Together, they've formed something that could be responsible for the resurfacing of the popularity of lyrics in rap again, and teaming with Marshall Mathers has done nothing but make their spotlights shine that much brighter. With the release of their second album and first major LP, Welcome To - OUR HOUSE isn't the best album to be released this year, but it's one of the more ingenious ones due to the amount of clever chances they take with its presentation.
Lyricism is still at the forefront for the majority of the songs. Crooked I consistently delivers struggle-free bars, even on the radio singles like "My Life" and "Park It Sideways". The other members all have their highlights as well; Royce's ludicrous lyrics shine on the Busta Rhymes-assisted (and Hit-Boy produced) "Coffin", while Joell Ortiz's heart-wrenching verse on "Goodbye" easily is one of the more memorable verses on the LP (not as a knock to the others; each verse on "Goodbye" is incredibly emotional, but Joell stands out), and Joe Budden's aggressive verses on "Flip A Bird" and “Die” are among the plethora of highlights as well.
STREAM: Slaughterhouse - "Flip A Bird"
Lyrics, song concepts, and production aren’t truly the hangup here for some that will listen; the issue may be the presentation of the album as a whole. Some songs on the surface have a D-12'ish sound to them ("Throw That" being a prime example), but Slaughterhouse is far superior lyrically, and even in those "formulaic" tracks, the lyricism carries it (and shatters that thought to shreds if you pay attention). Also, the album doesn't have ‘sections’ like most LPs out, and the only time some semblance of that happens is towards the end, but even that ‘party section’ of the LP (with “Frat House” and “Park It Sideways”) has the powerful “Goodbye” wedged in the middle of it.
STREAM: Slaughterhouse - "Goodbye"
At times the album's dark, and other times it's not, but it all comes together to make a memorable listening experience.
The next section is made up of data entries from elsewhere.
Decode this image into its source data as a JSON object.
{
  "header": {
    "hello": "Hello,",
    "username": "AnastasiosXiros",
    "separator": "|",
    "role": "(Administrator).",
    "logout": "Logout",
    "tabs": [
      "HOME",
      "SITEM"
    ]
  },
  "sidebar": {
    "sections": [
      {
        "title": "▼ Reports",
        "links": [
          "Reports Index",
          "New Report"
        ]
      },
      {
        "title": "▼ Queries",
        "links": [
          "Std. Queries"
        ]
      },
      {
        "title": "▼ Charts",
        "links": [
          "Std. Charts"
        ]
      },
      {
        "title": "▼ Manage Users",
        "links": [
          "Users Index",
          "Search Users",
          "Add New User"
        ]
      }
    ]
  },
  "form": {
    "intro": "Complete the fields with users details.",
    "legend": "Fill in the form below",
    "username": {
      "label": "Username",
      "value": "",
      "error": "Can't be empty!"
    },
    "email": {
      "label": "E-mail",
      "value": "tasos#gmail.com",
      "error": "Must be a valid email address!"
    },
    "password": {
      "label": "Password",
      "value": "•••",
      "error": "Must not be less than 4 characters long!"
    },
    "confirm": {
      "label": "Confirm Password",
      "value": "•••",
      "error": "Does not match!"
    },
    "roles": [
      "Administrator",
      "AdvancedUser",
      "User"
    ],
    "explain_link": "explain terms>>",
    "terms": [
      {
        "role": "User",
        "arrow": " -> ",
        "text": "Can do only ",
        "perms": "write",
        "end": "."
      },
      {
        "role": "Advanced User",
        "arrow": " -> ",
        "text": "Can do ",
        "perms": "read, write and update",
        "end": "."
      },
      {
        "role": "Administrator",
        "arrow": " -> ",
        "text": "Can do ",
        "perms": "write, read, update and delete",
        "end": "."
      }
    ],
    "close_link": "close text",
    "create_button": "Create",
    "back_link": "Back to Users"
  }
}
Maybe that was their intention, to make sure that whoever heard the LP would remember it. There will be complaints due to their singles that they’ve dumbed down, but that’s a little inaccurate; to say that Slaughterhouse disguised the lyricism on a couple of tracks would be a more level-headed statement, and this is about as well as you can disguise it without actually dumbing them down. The fact this was accomplished in the first place is a feat in itself, but the bonus just so happens to be that Slaughterhouse and Eminem have created a dope LP.
Like the outro says, regardless of their record sales, they made it this far doing it their way. Only time will tell if that will be enough to garner another release in the future. Until then, give Welcome To: Our House a play with open ears and see what you think. If you're more of a fan of the straight-forward lyrical approach like their first LP, then check their latest mixtape with DJ Drama, On The House.